### The problem
Retype all of the data word for word, without pictures.

[Web page and app entries]
■ ■ ■ ■ ■
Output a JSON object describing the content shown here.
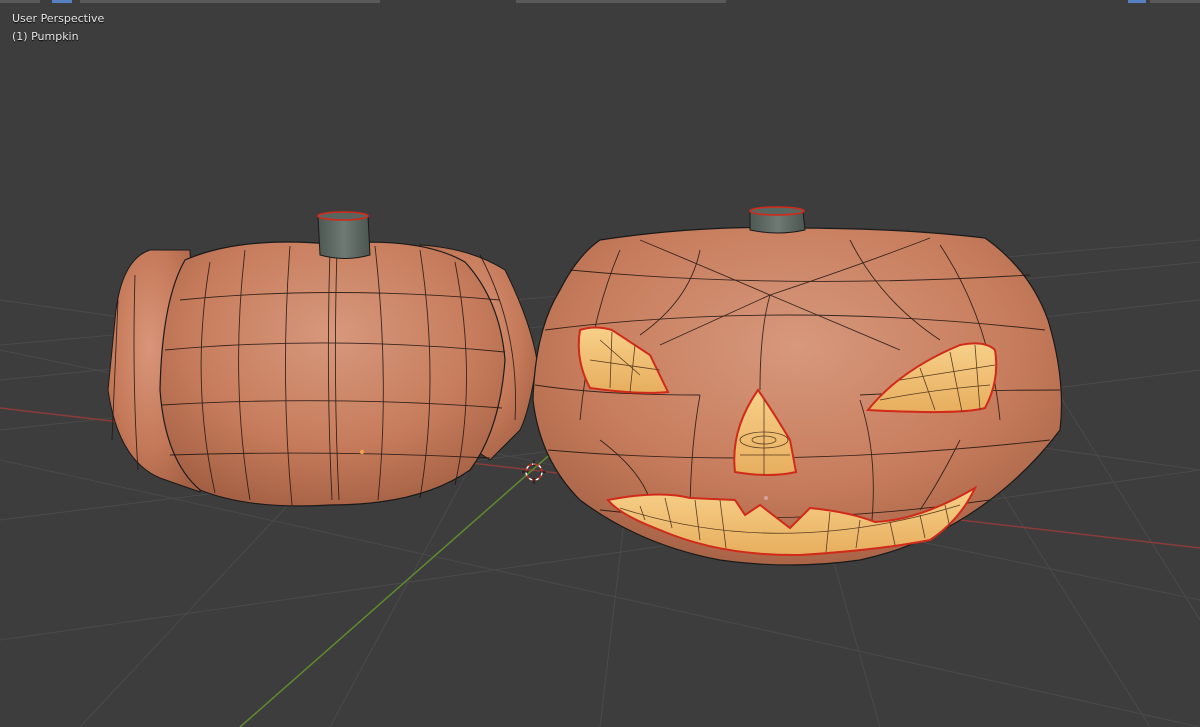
{
  "viewport": {
    "view_name": "User Perspective",
    "active_object": "(1) Pumpkin"
  },
  "colors": {
    "background": "#3d3d3d",
    "grid": "#4a4a4a",
    "x_axis": "#8a3b3b",
    "y_axis": "#5f8a2e",
    "pumpkin_skin": "#c97f5e",
    "pumpkin_outline": "#1a1a1a",
    "selection_edge": "#d02a1a",
    "carved_interior": "#f0c46e",
    "stem": "#5c6660"
  },
  "icons": {
    "cursor": "3d-cursor-icon",
    "origin": "object-origin-icon"
  }
}
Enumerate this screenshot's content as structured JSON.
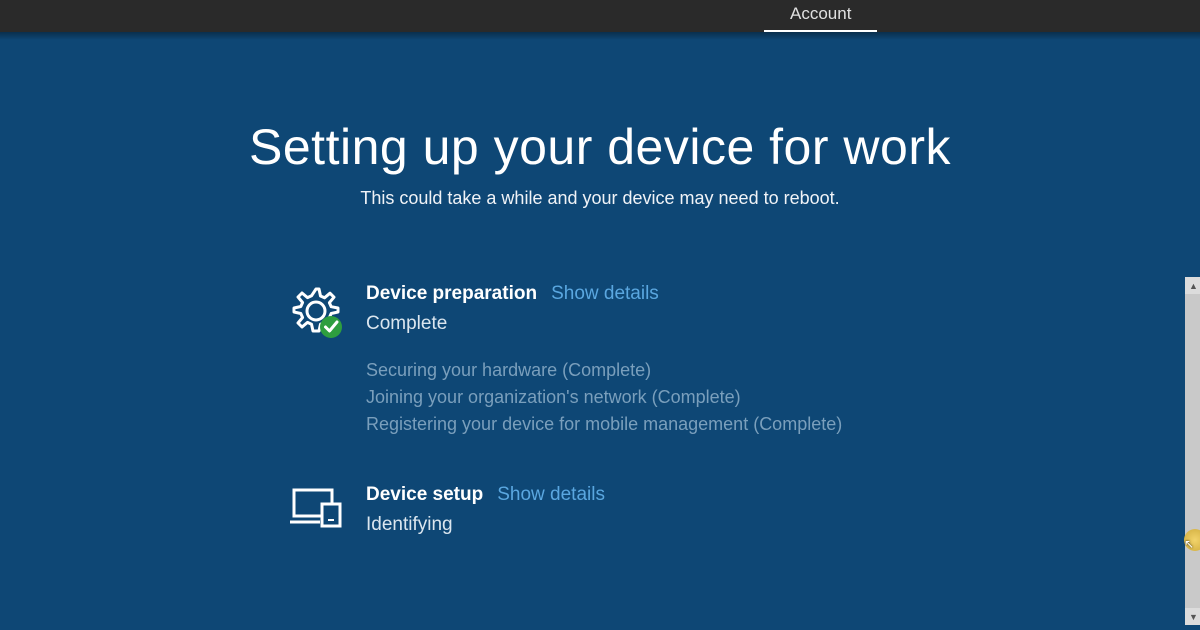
{
  "topbar": {
    "active_tab": "Account"
  },
  "page": {
    "title": "Setting up your device for work",
    "subtitle": "This could take a while and your device may need to reboot."
  },
  "sections": [
    {
      "title": "Device preparation",
      "link": "Show details",
      "status": "Complete",
      "sub": [
        "Securing your hardware (Complete)",
        "Joining your organization's network (Complete)",
        "Registering your device for mobile management (Complete)"
      ]
    },
    {
      "title": "Device setup",
      "link": "Show details",
      "status": "Identifying"
    }
  ]
}
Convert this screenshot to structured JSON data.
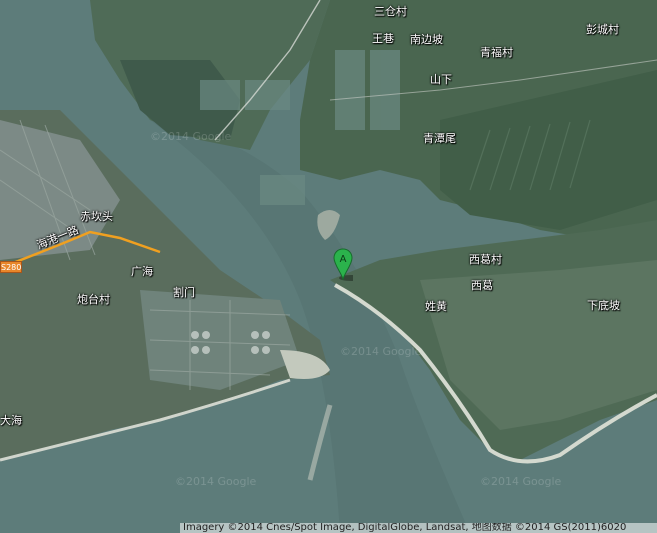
{
  "map": {
    "labels": [
      {
        "id": "sancangcun",
        "text": "三仓村"
      },
      {
        "id": "wangxiang",
        "text": "王巷"
      },
      {
        "id": "nanbianpo",
        "text": "南边坡"
      },
      {
        "id": "qingfucun",
        "text": "青福村"
      },
      {
        "id": "pengchengcun",
        "text": "彭城村"
      },
      {
        "id": "shanxia",
        "text": "山下"
      },
      {
        "id": "qingtanwei",
        "text": "青潭尾"
      },
      {
        "id": "chikantou",
        "text": "赤坎头"
      },
      {
        "id": "haigangyilu",
        "text": "海港一路"
      },
      {
        "id": "guanghai",
        "text": "广海"
      },
      {
        "id": "paotaicun",
        "text": "炮台村"
      },
      {
        "id": "gemen",
        "text": "割门"
      },
      {
        "id": "xigecun",
        "text": "西葛村"
      },
      {
        "id": "xige",
        "text": "西葛"
      },
      {
        "id": "xingshuang",
        "text": "姓黄"
      },
      {
        "id": "xiadipo",
        "text": "下底坡"
      },
      {
        "id": "dahai",
        "text": "大海"
      }
    ],
    "road_shield": "S280",
    "marker": {
      "letter": "A",
      "color": "#2bb24c"
    },
    "watermark": "©2014 Google",
    "attribution": "Imagery ©2014 Cnes/Spot Image, DigitalGlobe, Landsat, 地图数据 ©2014 GS(2011)6020"
  }
}
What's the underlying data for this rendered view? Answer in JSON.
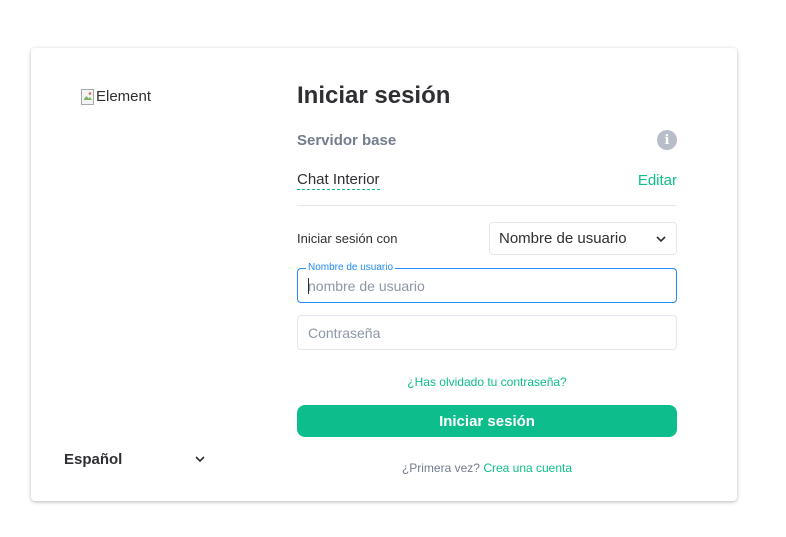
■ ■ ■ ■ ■
### Output
Output a JSON object describing the content shown here.
{
  "viewport": {
    "view_name": "User Perspective",
    "active_object": "(1) Pumpkin"
  },
  "colors": {
    "background": "#3d3d3d",
    "grid": "#4a4a4a",
    "x_axis": "#8a3b3b",
    "y_axis": "#5f8a2e",
    "pumpkin_skin": "#c97f5e",
    "pumpkin_outline": "#1a1a1a",
    "selection_edge": "#d02a1a",
    "carved_interior": "#f0c46e",
    "stem": "#5c6660"
  },
  "icons": {
    "cursor": "3d-cursor-icon",
    "origin": "object-origin-icon"
  }
}
Enumerate this screenshot's content as structured JSON.
{
  "topbar": {
    "active_tab": "Account"
  },
  "page": {
    "title": "Setting up your device for work",
    "subtitle": "This could take a while and your device may need to reboot."
  },
  "sections": [
    {
      "title": "Device preparation",
      "link": "Show details",
      "status": "Complete",
      "sub": [
        "Securing your hardware (Complete)",
        "Joining your organization's network (Complete)",
        "Registering your device for mobile management (Complete)"
      ]
    },
    {
      "title": "Device setup",
      "link": "Show details",
      "status": "Identifying"
    }
  ]
}
Convert this screenshot to structured JSON data.
{
  "map": {
    "labels": [
      {
        "id": "sancangcun",
        "text": "三仓村"
      },
      {
        "id": "wangxiang",
        "text": "王巷"
      },
      {
        "id": "nanbianpo",
        "text": "南边坡"
      },
      {
        "id": "qingfucun",
        "text": "青福村"
      },
      {
        "id": "pengchengcun",
        "text": "彭城村"
      },
      {
        "id": "shanxia",
        "text": "山下"
      },
      {
        "id": "qingtanwei",
        "text": "青潭尾"
      },
      {
        "id": "chikantou",
        "text": "赤坎头"
      },
      {
        "id": "haigangyilu",
        "text": "海港一路"
      },
      {
        "id": "guanghai",
        "text": "广海"
      },
      {
        "id": "paotaicun",
        "text": "炮台村"
      },
      {
        "id": "gemen",
        "text": "割门"
      },
      {
        "id": "xigecun",
        "text": "西葛村"
      },
      {
        "id": "xige",
        "text": "西葛"
      },
      {
        "id": "xingshuang",
        "text": "姓黄"
      },
      {
        "id": "xiadipo",
        "text": "下底坡"
      },
      {
        "id": "dahai",
        "text": "大海"
      }
    ],
    "road_shield": "S280",
    "marker": {
      "letter": "A",
      "color": "#2bb24c"
    },
    "watermark": "©2014 Google",
    "attribution": "Imagery ©2014 Cnes/Spot Image, DigitalGlobe, Landsat, 地图数据 ©2014 GS(2011)6020"
  }
}
What's the underlying data for this rendered view? Answer in JSON.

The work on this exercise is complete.